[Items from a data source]
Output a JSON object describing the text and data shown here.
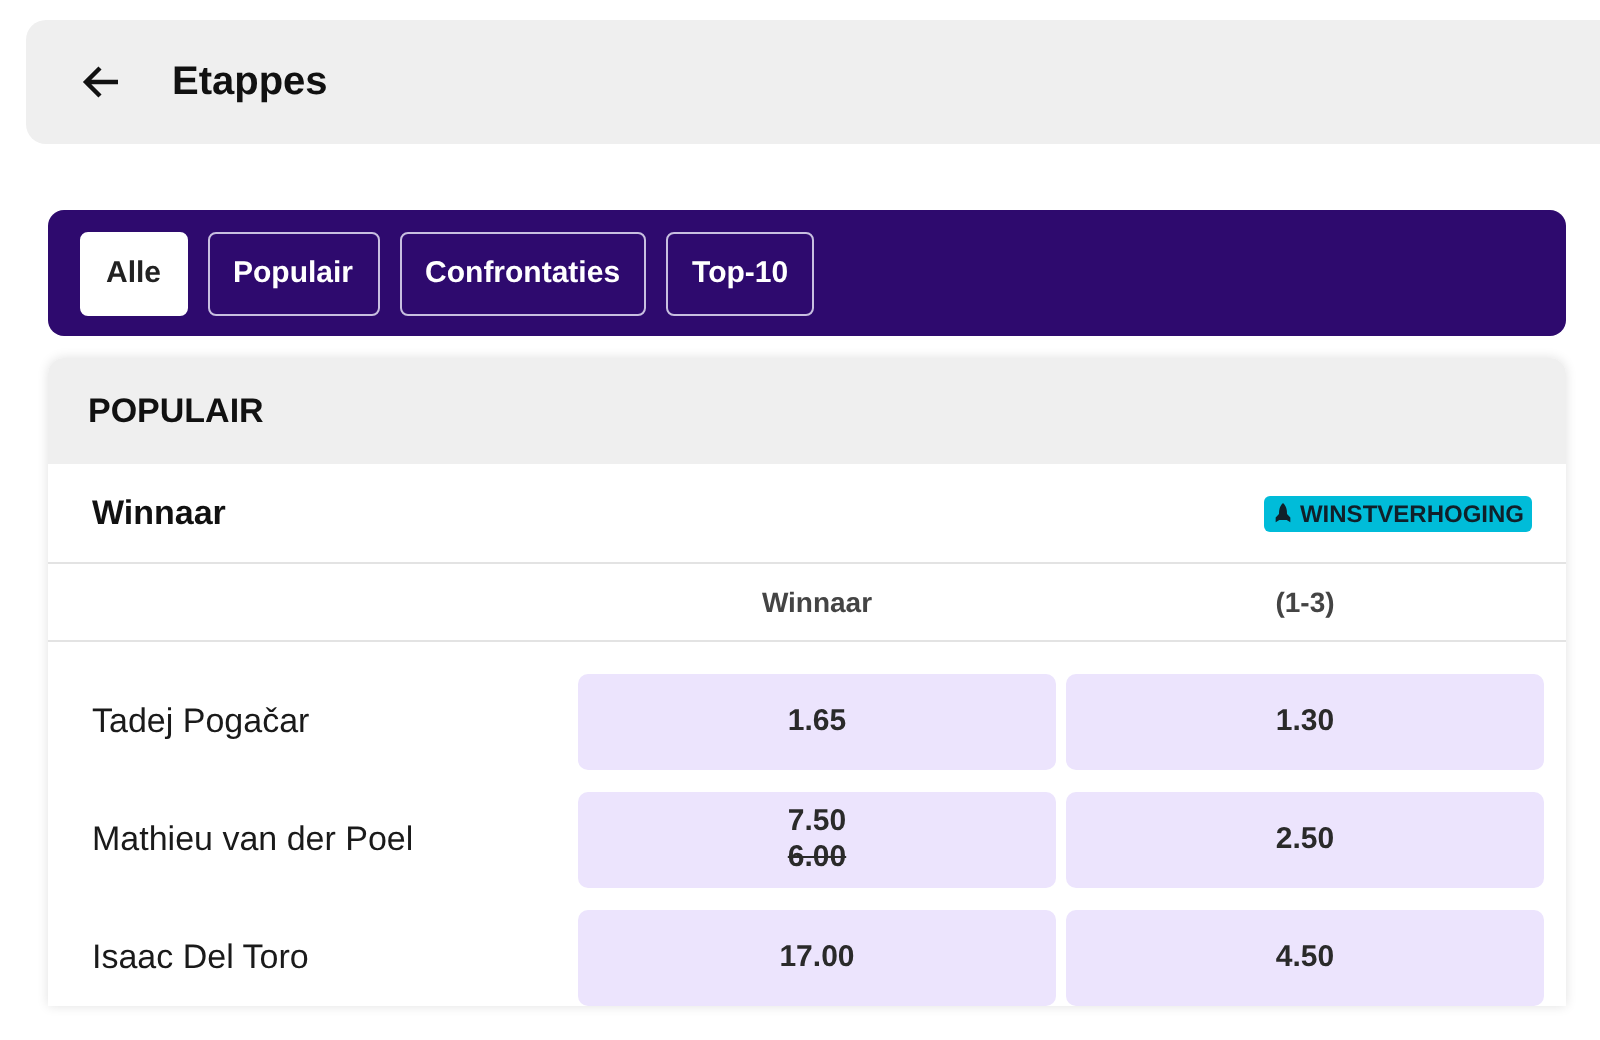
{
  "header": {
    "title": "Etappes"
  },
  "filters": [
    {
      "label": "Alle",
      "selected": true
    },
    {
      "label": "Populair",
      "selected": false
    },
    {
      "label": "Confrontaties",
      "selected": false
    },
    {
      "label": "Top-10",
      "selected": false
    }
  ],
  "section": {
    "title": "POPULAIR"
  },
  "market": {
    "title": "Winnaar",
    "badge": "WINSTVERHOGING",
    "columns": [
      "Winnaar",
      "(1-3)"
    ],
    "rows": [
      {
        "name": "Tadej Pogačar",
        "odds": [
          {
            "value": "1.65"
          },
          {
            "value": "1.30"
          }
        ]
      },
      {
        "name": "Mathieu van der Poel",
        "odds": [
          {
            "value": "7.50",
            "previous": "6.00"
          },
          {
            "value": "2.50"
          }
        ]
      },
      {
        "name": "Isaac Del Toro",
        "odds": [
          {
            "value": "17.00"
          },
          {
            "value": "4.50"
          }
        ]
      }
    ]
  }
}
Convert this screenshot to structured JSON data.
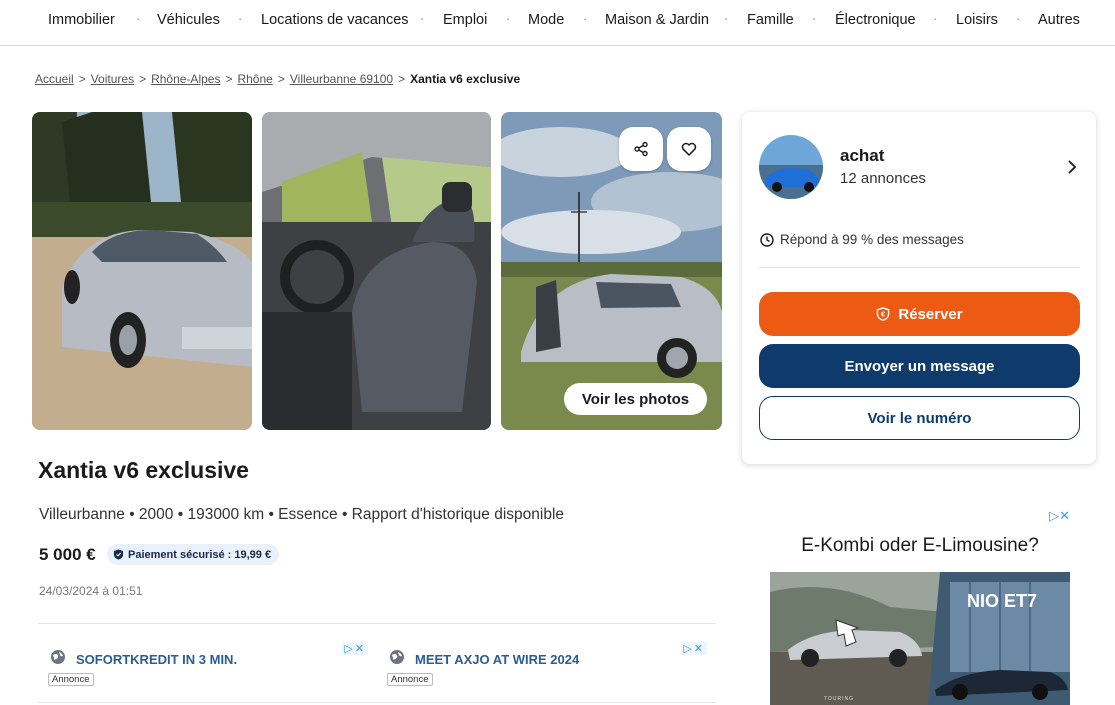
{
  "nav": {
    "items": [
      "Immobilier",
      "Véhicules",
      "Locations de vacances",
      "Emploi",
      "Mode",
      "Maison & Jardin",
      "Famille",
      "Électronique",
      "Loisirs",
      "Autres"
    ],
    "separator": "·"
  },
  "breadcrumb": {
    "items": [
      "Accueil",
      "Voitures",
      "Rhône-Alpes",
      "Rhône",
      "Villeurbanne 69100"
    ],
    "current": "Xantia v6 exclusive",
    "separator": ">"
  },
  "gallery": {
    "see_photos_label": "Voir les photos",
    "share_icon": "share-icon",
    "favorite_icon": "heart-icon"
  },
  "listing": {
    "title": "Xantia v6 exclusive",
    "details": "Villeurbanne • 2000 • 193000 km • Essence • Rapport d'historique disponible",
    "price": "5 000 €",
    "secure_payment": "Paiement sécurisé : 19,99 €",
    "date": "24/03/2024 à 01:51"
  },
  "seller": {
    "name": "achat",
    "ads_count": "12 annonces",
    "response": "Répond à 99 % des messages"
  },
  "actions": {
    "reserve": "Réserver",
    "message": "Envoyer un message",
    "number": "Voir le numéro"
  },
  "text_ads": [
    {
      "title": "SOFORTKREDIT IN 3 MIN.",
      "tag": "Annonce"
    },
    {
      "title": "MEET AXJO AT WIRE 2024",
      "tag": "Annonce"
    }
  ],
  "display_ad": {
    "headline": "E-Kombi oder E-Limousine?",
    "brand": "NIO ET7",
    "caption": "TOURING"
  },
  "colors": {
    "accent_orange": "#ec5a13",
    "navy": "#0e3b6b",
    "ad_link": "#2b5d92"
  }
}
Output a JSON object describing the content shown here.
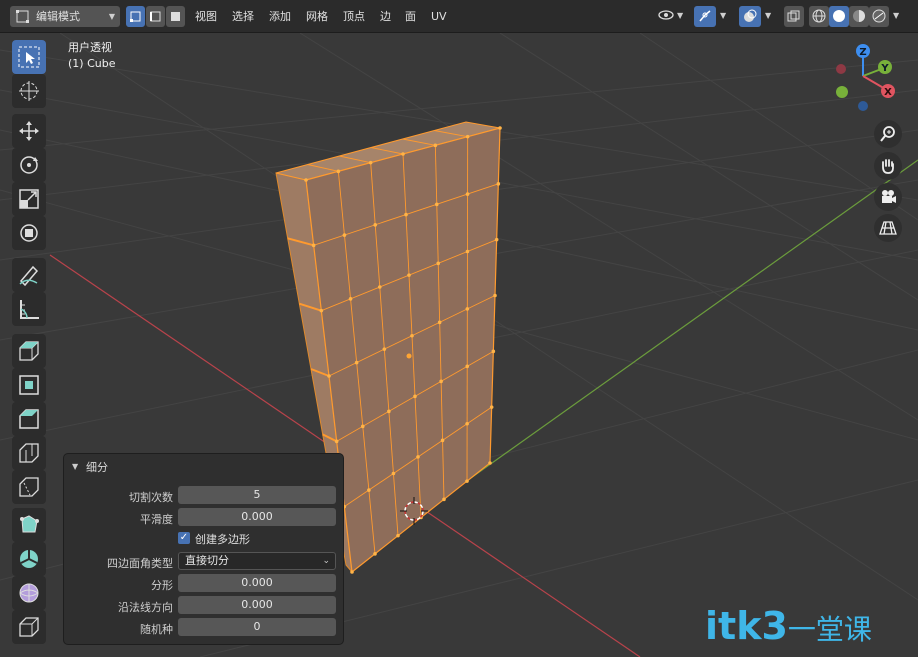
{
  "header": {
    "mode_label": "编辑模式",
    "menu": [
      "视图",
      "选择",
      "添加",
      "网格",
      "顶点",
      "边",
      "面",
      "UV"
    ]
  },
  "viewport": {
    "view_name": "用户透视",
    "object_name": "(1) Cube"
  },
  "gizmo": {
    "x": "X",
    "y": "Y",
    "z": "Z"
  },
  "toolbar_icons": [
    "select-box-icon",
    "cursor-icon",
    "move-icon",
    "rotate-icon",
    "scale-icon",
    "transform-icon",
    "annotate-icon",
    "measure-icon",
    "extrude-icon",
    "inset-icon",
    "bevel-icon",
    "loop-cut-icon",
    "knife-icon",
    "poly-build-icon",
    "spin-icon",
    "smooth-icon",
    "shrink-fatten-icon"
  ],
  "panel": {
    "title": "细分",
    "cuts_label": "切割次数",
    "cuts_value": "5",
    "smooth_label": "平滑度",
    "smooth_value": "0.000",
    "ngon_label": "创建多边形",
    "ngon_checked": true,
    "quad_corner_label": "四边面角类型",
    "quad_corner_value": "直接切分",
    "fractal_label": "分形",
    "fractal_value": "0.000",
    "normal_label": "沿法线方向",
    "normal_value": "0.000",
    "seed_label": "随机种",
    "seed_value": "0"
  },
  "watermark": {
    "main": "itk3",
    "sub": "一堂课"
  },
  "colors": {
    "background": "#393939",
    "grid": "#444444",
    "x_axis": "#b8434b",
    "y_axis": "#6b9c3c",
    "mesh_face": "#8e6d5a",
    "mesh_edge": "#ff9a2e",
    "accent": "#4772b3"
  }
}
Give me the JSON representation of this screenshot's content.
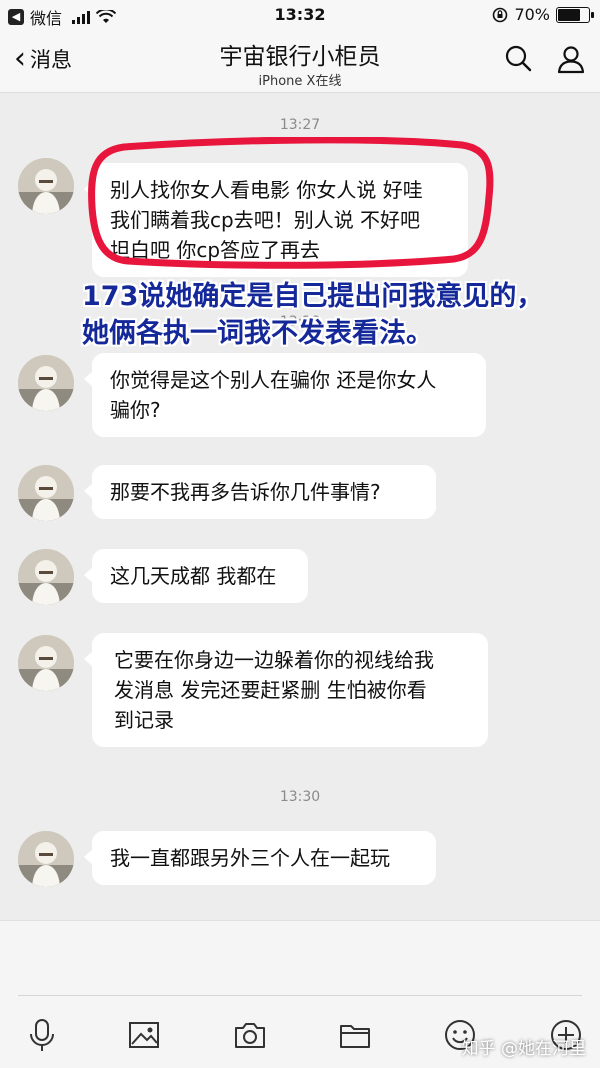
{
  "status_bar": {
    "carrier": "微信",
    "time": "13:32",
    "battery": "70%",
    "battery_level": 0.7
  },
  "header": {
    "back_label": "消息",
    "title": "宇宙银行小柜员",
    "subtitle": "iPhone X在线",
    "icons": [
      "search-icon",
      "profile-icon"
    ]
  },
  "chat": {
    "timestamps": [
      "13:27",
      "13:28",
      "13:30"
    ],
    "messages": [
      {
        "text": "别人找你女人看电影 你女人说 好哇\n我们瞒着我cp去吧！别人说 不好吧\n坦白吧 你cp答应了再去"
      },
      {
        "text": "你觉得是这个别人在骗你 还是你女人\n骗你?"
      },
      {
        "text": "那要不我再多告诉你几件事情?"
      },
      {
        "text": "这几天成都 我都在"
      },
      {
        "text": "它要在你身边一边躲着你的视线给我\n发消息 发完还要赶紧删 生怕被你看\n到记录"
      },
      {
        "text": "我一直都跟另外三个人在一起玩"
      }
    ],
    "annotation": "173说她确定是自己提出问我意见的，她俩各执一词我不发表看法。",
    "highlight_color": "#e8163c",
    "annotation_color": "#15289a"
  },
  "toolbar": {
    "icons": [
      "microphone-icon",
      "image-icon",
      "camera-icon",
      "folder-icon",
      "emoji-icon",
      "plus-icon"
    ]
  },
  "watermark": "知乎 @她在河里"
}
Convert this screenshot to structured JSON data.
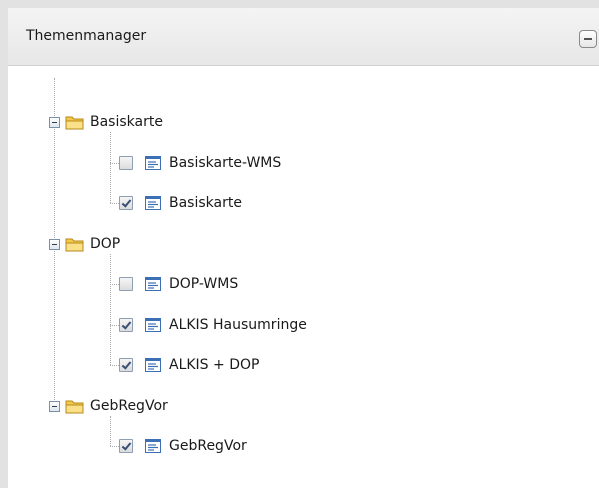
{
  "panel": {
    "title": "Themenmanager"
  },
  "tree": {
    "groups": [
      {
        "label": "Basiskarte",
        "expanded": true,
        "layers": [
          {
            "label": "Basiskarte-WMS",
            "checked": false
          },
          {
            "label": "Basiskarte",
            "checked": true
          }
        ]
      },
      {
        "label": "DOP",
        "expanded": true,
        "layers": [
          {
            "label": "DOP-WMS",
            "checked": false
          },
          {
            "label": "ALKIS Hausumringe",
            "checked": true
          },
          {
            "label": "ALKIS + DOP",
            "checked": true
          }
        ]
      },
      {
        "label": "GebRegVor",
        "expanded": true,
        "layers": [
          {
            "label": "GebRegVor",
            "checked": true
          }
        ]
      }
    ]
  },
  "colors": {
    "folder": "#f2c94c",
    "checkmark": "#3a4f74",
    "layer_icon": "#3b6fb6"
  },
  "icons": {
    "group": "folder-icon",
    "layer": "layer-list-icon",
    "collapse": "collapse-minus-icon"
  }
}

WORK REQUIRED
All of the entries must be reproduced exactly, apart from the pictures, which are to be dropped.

ANSWER SECTION
Output a JSON object describing the text and data shown here.
{
  "header": {
    "title": "Etappes"
  },
  "filters": [
    {
      "label": "Alle",
      "selected": true
    },
    {
      "label": "Populair",
      "selected": false
    },
    {
      "label": "Confrontaties",
      "selected": false
    },
    {
      "label": "Top-10",
      "selected": false
    }
  ],
  "section": {
    "title": "POPULAIR"
  },
  "market": {
    "title": "Winnaar",
    "badge": "WINSTVERHOGING",
    "columns": [
      "Winnaar",
      "(1-3)"
    ],
    "rows": [
      {
        "name": "Tadej Pogačar",
        "odds": [
          {
            "value": "1.65"
          },
          {
            "value": "1.30"
          }
        ]
      },
      {
        "name": "Mathieu van der Poel",
        "odds": [
          {
            "value": "7.50",
            "previous": "6.00"
          },
          {
            "value": "2.50"
          }
        ]
      },
      {
        "name": "Isaac Del Toro",
        "odds": [
          {
            "value": "17.00"
          },
          {
            "value": "4.50"
          }
        ]
      }
    ]
  }
}
Convert this screenshot to structured JSON data.
{
  "nav": {
    "items": [
      "Immobilier",
      "Véhicules",
      "Locations de vacances",
      "Emploi",
      "Mode",
      "Maison & Jardin",
      "Famille",
      "Électronique",
      "Loisirs",
      "Autres"
    ],
    "separator": "·"
  },
  "breadcrumb": {
    "items": [
      "Accueil",
      "Voitures",
      "Rhône-Alpes",
      "Rhône",
      "Villeurbanne 69100"
    ],
    "current": "Xantia v6 exclusive",
    "separator": ">"
  },
  "gallery": {
    "see_photos_label": "Voir les photos",
    "share_icon": "share-icon",
    "favorite_icon": "heart-icon"
  },
  "listing": {
    "title": "Xantia v6 exclusive",
    "details": "Villeurbanne • 2000 • 193000 km • Essence • Rapport d'historique disponible",
    "price": "5 000 €",
    "secure_payment": "Paiement sécurisé : 19,99 €",
    "date": "24/03/2024 à 01:51"
  },
  "seller": {
    "name": "achat",
    "ads_count": "12 annonces",
    "response": "Répond à 99 % des messages"
  },
  "actions": {
    "reserve": "Réserver",
    "message": "Envoyer un message",
    "number": "Voir le numéro"
  },
  "text_ads": [
    {
      "title": "SOFORTKREDIT IN 3 MIN.",
      "tag": "Annonce"
    },
    {
      "title": "MEET AXJO AT WIRE 2024",
      "tag": "Annonce"
    }
  ],
  "display_ad": {
    "headline": "E-Kombi oder E-Limousine?",
    "brand": "NIO ET7",
    "caption": "TOURING"
  },
  "colors": {
    "accent_orange": "#ec5a13",
    "navy": "#0e3b6b",
    "ad_link": "#2b5d92"
  }
}
Output a JSON object describing the content shown here.
{
  "header": {
    "mode_label": "编辑模式",
    "menu": [
      "视图",
      "选择",
      "添加",
      "网格",
      "顶点",
      "边",
      "面",
      "UV"
    ]
  },
  "viewport": {
    "view_name": "用户透视",
    "object_name": "(1) Cube"
  },
  "gizmo": {
    "x": "X",
    "y": "Y",
    "z": "Z"
  },
  "toolbar_icons": [
    "select-box-icon",
    "cursor-icon",
    "move-icon",
    "rotate-icon",
    "scale-icon",
    "transform-icon",
    "annotate-icon",
    "measure-icon",
    "extrude-icon",
    "inset-icon",
    "bevel-icon",
    "loop-cut-icon",
    "knife-icon",
    "poly-build-icon",
    "spin-icon",
    "smooth-icon",
    "shrink-fatten-icon"
  ],
  "panel": {
    "title": "细分",
    "cuts_label": "切割次数",
    "cuts_value": "5",
    "smooth_label": "平滑度",
    "smooth_value": "0.000",
    "ngon_label": "创建多边形",
    "ngon_checked": true,
    "quad_corner_label": "四边面角类型",
    "quad_corner_value": "直接切分",
    "fractal_label": "分形",
    "fractal_value": "0.000",
    "normal_label": "沿法线方向",
    "normal_value": "0.000",
    "seed_label": "随机种",
    "seed_value": "0"
  },
  "watermark": {
    "main": "itk3",
    "sub": "一堂课"
  },
  "colors": {
    "background": "#393939",
    "grid": "#444444",
    "x_axis": "#b8434b",
    "y_axis": "#6b9c3c",
    "mesh_face": "#8e6d5a",
    "mesh_edge": "#ff9a2e",
    "accent": "#4772b3"
  }
}
Give me the JSON representation of this screenshot's content.
{
  "status_bar": {
    "carrier": "微信",
    "time": "13:32",
    "battery": "70%",
    "battery_level": 0.7
  },
  "header": {
    "back_label": "消息",
    "title": "宇宙银行小柜员",
    "subtitle": "iPhone X在线",
    "icons": [
      "search-icon",
      "profile-icon"
    ]
  },
  "chat": {
    "timestamps": [
      "13:27",
      "13:28",
      "13:30"
    ],
    "messages": [
      {
        "text": "别人找你女人看电影 你女人说 好哇\n我们瞒着我cp去吧！别人说 不好吧\n坦白吧 你cp答应了再去"
      },
      {
        "text": "你觉得是这个别人在骗你 还是你女人\n骗你?"
      },
      {
        "text": "那要不我再多告诉你几件事情?"
      },
      {
        "text": "这几天成都 我都在"
      },
      {
        "text": "它要在你身边一边躲着你的视线给我\n发消息 发完还要赶紧删 生怕被你看\n到记录"
      },
      {
        "text": "我一直都跟另外三个人在一起玩"
      }
    ],
    "annotation": "173说她确定是自己提出问我意见的，她俩各执一词我不发表看法。",
    "highlight_color": "#e8163c",
    "annotation_color": "#15289a"
  },
  "toolbar": {
    "icons": [
      "microphone-icon",
      "image-icon",
      "camera-icon",
      "folder-icon",
      "emoji-icon",
      "plus-icon"
    ]
  },
  "watermark": "知乎 @她在河里"
}
Convert this screenshot to structured JSON data.
{
  "panel": {
    "title": "Themenmanager"
  },
  "tree": {
    "groups": [
      {
        "label": "Basiskarte",
        "expanded": true,
        "layers": [
          {
            "label": "Basiskarte-WMS",
            "checked": false
          },
          {
            "label": "Basiskarte",
            "checked": true
          }
        ]
      },
      {
        "label": "DOP",
        "expanded": true,
        "layers": [
          {
            "label": "DOP-WMS",
            "checked": false
          },
          {
            "label": "ALKIS Hausumringe",
            "checked": true
          },
          {
            "label": "ALKIS + DOP",
            "checked": true
          }
        ]
      },
      {
        "label": "GebRegVor",
        "expanded": true,
        "layers": [
          {
            "label": "GebRegVor",
            "checked": true
          }
        ]
      }
    ]
  },
  "colors": {
    "folder": "#f2c94c",
    "checkmark": "#3a4f74",
    "layer_icon": "#3b6fb6"
  },
  "icons": {
    "group": "folder-icon",
    "layer": "layer-list-icon",
    "collapse": "collapse-minus-icon"
  }
}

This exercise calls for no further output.